Scotland's First Minister Nicola Sturgeon has said she will seek approval next week for a second referendum on Scottish independence.
The SNP leader said the "conditions have been met" to make a formal application for the referendum, arguing Scotland's interests had been ignored by Theresa May's administration ahead of the imminent Brexit negotiations.
The Prime Minister strongly condemned the move, accusing the SNP of "tunnel vision" that sets Scotland "on a course for more uncertainty and division".
She added: "Instead of playing politics with the future of our country the Scottish government should focus on delivering good government and public services for the people of Scotland. Politics is not a game."
In the earlier formal announcement at Edinburgh's Bute House, Ms Sturgeon claimed: "The UK government has not moved even an inch towards compromise.
"The language of partnership has gone."
Labour and the Liberal Democrats also reacted disfavourably to the move, saying they would oppose independence.
Labour leader Jeremy Corbyn claimed there was "no appetite for another referendum" while Lib Dem leader Tim Farron warned: "The SNP are risking taking Scotland out of both the UK and out of the EU. Being outside both would be the worst of all worlds for Scotland."
The Number 10 spokesperson said Scottish public had voted "decisively" in a referendum "which the Scottish Government defined as a 'once in a generation' vote".
A Downing Street spokesman said: "Another referendum would be divisive and cause huge economic uncertainty at the worst possible time."
During her announcement, the first minister said a new independence referendum should be held between autumn 2018 and spring 2019.

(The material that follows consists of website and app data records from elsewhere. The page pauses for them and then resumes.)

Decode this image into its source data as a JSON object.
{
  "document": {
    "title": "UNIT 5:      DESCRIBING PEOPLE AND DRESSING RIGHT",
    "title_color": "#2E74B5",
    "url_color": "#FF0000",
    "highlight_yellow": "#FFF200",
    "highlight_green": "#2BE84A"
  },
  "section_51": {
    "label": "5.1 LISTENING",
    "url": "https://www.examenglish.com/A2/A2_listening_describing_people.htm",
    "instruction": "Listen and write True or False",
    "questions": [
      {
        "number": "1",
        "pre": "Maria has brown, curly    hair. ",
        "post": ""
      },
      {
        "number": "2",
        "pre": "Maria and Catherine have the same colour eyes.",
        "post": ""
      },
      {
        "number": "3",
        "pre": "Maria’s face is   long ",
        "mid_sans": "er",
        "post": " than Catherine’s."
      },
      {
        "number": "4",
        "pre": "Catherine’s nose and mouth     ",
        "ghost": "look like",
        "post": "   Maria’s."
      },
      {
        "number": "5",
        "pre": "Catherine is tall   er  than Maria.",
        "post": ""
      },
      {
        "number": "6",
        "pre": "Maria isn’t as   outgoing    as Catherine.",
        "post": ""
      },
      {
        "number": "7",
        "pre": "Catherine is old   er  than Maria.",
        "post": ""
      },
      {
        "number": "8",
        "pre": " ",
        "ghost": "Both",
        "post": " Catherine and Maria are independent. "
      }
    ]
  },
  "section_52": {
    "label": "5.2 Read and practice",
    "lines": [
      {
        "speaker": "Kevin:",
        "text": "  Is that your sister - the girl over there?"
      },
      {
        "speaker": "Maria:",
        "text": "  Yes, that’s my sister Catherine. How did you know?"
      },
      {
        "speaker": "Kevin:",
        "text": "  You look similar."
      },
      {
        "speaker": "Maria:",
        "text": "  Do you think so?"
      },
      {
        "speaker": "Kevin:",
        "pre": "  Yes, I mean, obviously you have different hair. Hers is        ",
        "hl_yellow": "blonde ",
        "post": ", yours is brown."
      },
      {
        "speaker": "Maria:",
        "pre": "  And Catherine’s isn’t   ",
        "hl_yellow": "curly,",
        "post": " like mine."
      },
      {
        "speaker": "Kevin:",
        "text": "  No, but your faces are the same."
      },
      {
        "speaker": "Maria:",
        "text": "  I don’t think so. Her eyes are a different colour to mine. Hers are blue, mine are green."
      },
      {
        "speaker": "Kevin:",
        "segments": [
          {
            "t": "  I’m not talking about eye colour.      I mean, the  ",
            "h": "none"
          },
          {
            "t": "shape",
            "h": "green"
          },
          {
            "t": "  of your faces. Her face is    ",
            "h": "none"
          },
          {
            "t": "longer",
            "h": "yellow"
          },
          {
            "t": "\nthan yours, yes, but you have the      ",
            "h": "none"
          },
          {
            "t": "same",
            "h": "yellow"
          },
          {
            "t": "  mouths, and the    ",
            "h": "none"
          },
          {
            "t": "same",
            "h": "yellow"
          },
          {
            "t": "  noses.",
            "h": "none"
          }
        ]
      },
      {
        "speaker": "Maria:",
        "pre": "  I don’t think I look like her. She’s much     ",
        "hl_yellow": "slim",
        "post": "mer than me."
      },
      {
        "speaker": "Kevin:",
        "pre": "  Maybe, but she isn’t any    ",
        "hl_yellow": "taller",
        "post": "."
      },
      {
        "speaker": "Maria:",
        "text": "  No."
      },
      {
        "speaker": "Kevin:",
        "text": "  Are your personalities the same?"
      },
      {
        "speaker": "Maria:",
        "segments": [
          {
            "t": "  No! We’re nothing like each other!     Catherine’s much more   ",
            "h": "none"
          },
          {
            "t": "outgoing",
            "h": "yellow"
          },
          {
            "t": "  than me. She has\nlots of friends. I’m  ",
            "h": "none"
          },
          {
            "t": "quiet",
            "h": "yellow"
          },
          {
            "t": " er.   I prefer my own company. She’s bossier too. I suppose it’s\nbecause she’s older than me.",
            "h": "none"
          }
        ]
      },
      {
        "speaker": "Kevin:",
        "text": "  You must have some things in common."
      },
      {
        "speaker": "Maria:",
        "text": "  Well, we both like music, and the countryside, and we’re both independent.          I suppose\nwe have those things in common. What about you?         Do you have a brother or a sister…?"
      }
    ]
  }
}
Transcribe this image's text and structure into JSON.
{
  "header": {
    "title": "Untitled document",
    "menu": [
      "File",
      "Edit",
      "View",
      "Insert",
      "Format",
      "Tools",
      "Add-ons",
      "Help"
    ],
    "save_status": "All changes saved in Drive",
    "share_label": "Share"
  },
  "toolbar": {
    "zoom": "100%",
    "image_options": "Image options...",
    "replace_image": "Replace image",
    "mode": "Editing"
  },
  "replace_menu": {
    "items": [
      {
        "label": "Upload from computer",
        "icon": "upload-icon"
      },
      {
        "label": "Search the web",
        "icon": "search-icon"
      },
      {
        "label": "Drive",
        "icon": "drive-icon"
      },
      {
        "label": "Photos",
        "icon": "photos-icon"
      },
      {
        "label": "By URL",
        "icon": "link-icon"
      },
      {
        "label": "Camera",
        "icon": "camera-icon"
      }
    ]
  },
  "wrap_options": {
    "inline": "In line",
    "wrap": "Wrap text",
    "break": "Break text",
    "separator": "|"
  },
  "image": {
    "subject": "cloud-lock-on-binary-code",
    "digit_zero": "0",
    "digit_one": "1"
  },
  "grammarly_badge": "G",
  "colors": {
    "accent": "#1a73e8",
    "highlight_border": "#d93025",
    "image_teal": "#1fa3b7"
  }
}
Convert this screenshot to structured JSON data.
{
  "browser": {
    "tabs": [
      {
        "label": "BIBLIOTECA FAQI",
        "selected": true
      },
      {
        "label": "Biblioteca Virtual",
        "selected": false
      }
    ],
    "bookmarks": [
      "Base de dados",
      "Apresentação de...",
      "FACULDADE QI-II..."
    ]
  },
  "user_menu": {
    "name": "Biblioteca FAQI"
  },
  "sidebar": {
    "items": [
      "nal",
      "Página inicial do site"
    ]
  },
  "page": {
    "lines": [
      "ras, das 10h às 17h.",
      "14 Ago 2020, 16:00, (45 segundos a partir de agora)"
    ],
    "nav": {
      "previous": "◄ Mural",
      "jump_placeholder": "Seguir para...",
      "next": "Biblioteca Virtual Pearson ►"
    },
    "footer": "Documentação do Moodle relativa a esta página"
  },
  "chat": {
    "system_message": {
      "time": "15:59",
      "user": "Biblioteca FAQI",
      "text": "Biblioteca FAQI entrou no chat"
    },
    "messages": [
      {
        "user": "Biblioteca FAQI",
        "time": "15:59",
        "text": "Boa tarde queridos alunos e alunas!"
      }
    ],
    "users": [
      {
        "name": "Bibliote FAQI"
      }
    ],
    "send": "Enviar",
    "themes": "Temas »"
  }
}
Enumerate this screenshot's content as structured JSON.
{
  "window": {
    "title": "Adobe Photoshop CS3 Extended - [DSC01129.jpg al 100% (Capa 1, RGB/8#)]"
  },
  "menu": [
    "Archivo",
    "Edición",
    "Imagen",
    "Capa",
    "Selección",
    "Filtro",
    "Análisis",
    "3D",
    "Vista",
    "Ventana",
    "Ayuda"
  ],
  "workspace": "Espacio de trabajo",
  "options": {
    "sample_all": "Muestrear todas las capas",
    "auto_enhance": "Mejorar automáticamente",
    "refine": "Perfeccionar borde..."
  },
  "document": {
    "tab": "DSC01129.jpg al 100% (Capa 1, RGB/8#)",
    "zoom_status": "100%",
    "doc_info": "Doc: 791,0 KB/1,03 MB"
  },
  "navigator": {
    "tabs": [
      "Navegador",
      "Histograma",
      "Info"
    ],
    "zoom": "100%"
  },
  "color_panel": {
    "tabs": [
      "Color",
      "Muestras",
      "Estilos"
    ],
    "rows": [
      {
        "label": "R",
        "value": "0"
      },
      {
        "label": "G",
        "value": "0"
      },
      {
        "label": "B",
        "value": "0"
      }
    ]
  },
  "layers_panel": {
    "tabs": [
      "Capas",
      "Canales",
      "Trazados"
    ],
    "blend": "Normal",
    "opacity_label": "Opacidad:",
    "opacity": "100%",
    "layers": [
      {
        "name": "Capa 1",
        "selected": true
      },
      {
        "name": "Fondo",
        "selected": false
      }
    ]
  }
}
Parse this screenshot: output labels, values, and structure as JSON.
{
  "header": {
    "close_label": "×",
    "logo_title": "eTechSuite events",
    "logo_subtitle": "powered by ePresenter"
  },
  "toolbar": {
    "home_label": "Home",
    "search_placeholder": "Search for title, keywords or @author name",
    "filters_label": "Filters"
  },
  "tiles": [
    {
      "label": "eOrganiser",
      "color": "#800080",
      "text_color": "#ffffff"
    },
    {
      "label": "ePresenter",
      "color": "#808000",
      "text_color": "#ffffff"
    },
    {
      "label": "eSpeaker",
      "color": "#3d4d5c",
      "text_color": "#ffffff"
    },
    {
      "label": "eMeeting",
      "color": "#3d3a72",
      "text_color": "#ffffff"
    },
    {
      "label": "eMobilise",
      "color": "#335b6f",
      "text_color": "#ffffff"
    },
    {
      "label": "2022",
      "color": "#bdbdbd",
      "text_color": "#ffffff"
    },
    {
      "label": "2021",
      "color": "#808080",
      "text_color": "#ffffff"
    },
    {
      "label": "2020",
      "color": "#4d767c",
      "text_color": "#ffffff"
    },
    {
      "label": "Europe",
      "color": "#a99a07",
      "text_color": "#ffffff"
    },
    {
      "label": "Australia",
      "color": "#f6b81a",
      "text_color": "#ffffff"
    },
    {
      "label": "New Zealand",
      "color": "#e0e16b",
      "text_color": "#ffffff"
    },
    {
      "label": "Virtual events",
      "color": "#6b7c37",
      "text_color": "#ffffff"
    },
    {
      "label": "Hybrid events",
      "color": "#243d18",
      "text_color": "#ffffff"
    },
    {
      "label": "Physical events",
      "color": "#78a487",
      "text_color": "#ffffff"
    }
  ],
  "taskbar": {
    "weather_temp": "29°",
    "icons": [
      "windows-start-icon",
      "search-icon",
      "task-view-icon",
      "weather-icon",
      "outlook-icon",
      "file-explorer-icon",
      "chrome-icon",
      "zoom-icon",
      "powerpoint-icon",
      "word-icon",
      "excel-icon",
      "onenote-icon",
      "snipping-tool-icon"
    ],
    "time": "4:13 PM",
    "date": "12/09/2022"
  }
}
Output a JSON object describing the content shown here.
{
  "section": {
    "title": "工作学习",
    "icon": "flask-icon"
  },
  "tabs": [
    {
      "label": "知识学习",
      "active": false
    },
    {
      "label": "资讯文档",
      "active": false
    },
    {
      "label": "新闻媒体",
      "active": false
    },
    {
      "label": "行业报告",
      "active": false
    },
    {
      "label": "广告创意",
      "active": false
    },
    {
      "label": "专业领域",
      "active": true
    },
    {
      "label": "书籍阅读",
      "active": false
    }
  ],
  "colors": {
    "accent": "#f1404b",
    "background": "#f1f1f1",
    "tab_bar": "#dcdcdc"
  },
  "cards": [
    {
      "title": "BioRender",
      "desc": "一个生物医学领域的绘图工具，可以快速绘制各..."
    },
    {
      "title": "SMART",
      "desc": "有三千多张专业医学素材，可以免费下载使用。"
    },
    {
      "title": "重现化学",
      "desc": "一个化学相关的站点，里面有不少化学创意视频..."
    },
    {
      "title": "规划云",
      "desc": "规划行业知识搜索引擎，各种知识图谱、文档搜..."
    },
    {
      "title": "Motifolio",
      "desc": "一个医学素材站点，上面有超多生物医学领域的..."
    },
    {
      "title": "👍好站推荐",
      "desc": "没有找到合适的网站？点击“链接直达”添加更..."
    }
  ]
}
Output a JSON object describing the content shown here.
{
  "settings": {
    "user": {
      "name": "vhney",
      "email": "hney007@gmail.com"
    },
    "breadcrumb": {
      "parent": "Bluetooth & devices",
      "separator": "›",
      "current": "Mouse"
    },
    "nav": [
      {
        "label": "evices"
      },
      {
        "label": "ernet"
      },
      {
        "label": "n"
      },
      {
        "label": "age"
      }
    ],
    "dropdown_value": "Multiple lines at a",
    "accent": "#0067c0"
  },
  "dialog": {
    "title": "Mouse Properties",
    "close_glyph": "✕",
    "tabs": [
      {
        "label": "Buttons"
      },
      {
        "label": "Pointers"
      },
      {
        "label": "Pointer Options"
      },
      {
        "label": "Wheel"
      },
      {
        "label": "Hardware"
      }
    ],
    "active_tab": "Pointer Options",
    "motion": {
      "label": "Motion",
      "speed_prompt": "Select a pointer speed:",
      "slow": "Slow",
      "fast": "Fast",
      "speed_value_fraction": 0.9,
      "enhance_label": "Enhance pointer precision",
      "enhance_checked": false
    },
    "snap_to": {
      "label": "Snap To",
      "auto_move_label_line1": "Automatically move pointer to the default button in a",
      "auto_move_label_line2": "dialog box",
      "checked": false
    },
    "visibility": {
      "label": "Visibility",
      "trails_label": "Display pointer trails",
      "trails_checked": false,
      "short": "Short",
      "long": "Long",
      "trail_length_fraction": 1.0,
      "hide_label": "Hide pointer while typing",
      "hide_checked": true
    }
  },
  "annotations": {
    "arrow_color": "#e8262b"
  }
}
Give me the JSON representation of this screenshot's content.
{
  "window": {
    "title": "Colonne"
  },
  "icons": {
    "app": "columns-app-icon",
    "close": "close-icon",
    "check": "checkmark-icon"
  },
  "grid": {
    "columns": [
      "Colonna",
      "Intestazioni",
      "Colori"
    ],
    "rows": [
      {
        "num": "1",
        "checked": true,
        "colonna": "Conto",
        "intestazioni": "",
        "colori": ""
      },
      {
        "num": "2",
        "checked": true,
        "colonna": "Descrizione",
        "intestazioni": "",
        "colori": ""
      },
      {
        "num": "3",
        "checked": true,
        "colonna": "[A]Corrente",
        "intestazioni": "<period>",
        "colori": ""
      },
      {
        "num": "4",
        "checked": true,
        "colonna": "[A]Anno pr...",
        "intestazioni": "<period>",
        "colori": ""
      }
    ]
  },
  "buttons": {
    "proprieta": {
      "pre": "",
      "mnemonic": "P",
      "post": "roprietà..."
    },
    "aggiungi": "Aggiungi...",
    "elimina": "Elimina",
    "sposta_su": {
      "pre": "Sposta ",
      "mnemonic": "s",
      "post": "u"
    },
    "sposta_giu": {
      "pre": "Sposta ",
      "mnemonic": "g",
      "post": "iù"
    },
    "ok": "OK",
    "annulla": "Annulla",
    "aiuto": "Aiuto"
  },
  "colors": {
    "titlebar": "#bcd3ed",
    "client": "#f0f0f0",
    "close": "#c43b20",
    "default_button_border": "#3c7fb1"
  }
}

She said the justification for a repeat vote, more than two years after 55.3% of Scots chose to remain in the UK, was "beyond doubt".
"The future of the UK looks very different today than it did two years ago," she said.
"We face a future not just away from the EU but from the world's largest single market."
Scots voted 62% to 38% to remain in the EU while the UK as a whole voted to leave.
Ms Sturgeon said she was not "turning (her) back" on future discussions if the UK government agreed to Scotland's compromise proposals.
But she added: "I cannot pretend to the Scottish people that a compromise seems likely."
Ms Sturgeon had called for Scotland to be given a "differentiated deal" which would see it remain part of the European single market through membership of the European Economic Area.
The European Commission has indicated that an independent Scotland would have to apply to join the EU, rather than automatically being a member
On her proposed timing for the second referendum, Ms Sturgeon said: "In my view it is important that Scotland is able to exercise the right to choose our own future at a time when the options are clearer than they are now, but before it is too late to decide our own path."
The first move towards the repeat vote will see Ms Sturgeon ask the Scottish Parliament for permission to request a Section 30 order from Westminster, which is required for a referendum.
Her announcement came as a poll suggested a majority of Scots are against holding another independence referendum before Brexit negotiations are completed.
The BMG survey for The Herald showed about four in 10 Scots support another vote on independence before Brexit happens.
The study suggested the country is split 52-48 in favour of remaining in the Union, adding to findings that support for Scottish independence has increased following the Prime Minister's "hard Brexit" speech in January.